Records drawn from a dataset

--

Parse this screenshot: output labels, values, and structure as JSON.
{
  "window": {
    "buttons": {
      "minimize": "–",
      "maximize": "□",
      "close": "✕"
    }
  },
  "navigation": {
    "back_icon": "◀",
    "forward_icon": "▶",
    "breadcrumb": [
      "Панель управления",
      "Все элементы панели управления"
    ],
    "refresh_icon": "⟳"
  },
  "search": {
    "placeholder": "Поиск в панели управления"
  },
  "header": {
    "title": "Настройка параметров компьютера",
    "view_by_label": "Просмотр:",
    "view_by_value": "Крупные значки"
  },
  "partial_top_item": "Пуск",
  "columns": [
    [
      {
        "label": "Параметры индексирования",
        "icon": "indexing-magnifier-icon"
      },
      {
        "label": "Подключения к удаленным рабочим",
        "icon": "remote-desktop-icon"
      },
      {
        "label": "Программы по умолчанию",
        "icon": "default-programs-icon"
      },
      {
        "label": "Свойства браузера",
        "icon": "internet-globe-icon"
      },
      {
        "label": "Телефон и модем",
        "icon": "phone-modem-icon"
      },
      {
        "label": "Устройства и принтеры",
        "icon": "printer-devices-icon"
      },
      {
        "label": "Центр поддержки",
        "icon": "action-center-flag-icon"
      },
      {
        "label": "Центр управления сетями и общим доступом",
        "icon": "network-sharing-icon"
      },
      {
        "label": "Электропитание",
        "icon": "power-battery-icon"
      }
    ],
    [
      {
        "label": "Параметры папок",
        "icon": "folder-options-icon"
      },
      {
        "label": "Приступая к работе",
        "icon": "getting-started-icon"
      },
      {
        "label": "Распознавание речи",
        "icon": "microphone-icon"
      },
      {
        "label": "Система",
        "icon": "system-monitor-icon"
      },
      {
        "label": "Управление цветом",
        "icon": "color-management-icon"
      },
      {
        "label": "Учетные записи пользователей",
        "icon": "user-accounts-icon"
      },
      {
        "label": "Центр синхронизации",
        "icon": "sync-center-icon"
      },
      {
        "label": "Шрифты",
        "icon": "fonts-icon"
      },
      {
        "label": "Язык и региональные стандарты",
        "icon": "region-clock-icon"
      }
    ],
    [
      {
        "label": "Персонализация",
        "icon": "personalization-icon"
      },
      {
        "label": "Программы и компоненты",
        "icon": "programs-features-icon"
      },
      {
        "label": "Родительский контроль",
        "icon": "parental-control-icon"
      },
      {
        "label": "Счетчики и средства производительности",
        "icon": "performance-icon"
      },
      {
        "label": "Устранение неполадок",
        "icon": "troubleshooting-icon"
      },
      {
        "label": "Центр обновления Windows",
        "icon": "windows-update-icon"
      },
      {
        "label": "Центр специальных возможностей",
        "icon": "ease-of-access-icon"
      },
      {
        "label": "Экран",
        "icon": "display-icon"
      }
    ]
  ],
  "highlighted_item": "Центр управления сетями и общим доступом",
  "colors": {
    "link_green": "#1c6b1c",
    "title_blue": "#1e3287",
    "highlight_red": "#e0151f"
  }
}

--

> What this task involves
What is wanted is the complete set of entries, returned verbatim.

> Task result
Parse this screenshot: output labels, values, and structure as JSON.
{
  "window": {
    "buttons": {
      "minimize": "–",
      "maximize": "□",
      "close": "✕"
    }
  },
  "navigation": {
    "back_icon": "◀",
    "forward_icon": "▶",
    "breadcrumb": [
      "Панель управления",
      "Все элементы панели управления"
    ],
    "refresh_icon": "⟳"
  },
  "search": {
    "placeholder": "Поиск в панели управления"
  },
  "header": {
    "title": "Настройка параметров компьютера",
    "view_by_label": "Просмотр:",
    "view_by_value": "Крупные значки"
  },
  "partial_top_item": "Пуск",
  "columns": [
    [
      {
        "label": "Параметры индексирования",
        "icon": "indexing-magnifier-icon"
      },
      {
        "label": "Подключения к удаленным рабочим",
        "icon": "remote-desktop-icon"
      },
      {
        "label": "Программы по умолчанию",
        "icon": "default-programs-icon"
      },
      {
        "label": "Свойства браузера",
        "icon": "internet-globe-icon"
      },
      {
        "label": "Телефон и модем",
        "icon": "phone-modem-icon"
      },
      {
        "label": "Устройства и принтеры",
        "icon": "printer-devices-icon"
      },
      {
        "label": "Центр поддержки",
        "icon": "action-center-flag-icon"
      },
      {
        "label": "Центр управления сетями и общим доступом",
        "icon": "network-sharing-icon"
      },
      {
        "label": "Электропитание",
        "icon": "power-battery-icon"
      }
    ],
    [
      {
        "label": "Параметры папок",
        "icon": "folder-options-icon"
      },
      {
        "label": "Приступая к работе",
        "icon": "getting-started-icon"
      },
      {
        "label": "Распознавание речи",
        "icon": "microphone-icon"
      },
      {
        "label": "Система",
        "icon": "system-monitor-icon"
      },
      {
        "label": "Управление цветом",
        "icon": "color-management-icon"
      },
      {
        "label": "Учетные записи пользователей",
        "icon": "user-accounts-icon"
      },
      {
        "label": "Центр синхронизации",
        "icon": "sync-center-icon"
      },
      {
        "label": "Шрифты",
        "icon": "fonts-icon"
      },
      {
        "label": "Язык и региональные стандарты",
        "icon": "region-clock-icon"
      }
    ],
    [
      {
        "label": "Персонализация",
        "icon": "personalization-icon"
      },
      {
        "label": "Программы и компоненты",
        "icon": "programs-features-icon"
      },
      {
        "label": "Родительский контроль",
        "icon": "parental-control-icon"
      },
      {
        "label": "Счетчики и средства производительности",
        "icon": "performance-icon"
      },
      {
        "label": "Устранение неполадок",
        "icon": "troubleshooting-icon"
      },
      {
        "label": "Центр обновления Windows",
        "icon": "windows-update-icon"
      },
      {
        "label": "Центр специальных возможностей",
        "icon": "ease-of-access-icon"
      },
      {
        "label": "Экран",
        "icon": "display-icon"
      }
    ]
  ],
  "highlighted_item": "Центр управления сетями и общим доступом",
  "colors": {
    "link_green": "#1c6b1c",
    "title_blue": "#1e3287",
    "highlight_red": "#e0151f"
  }
}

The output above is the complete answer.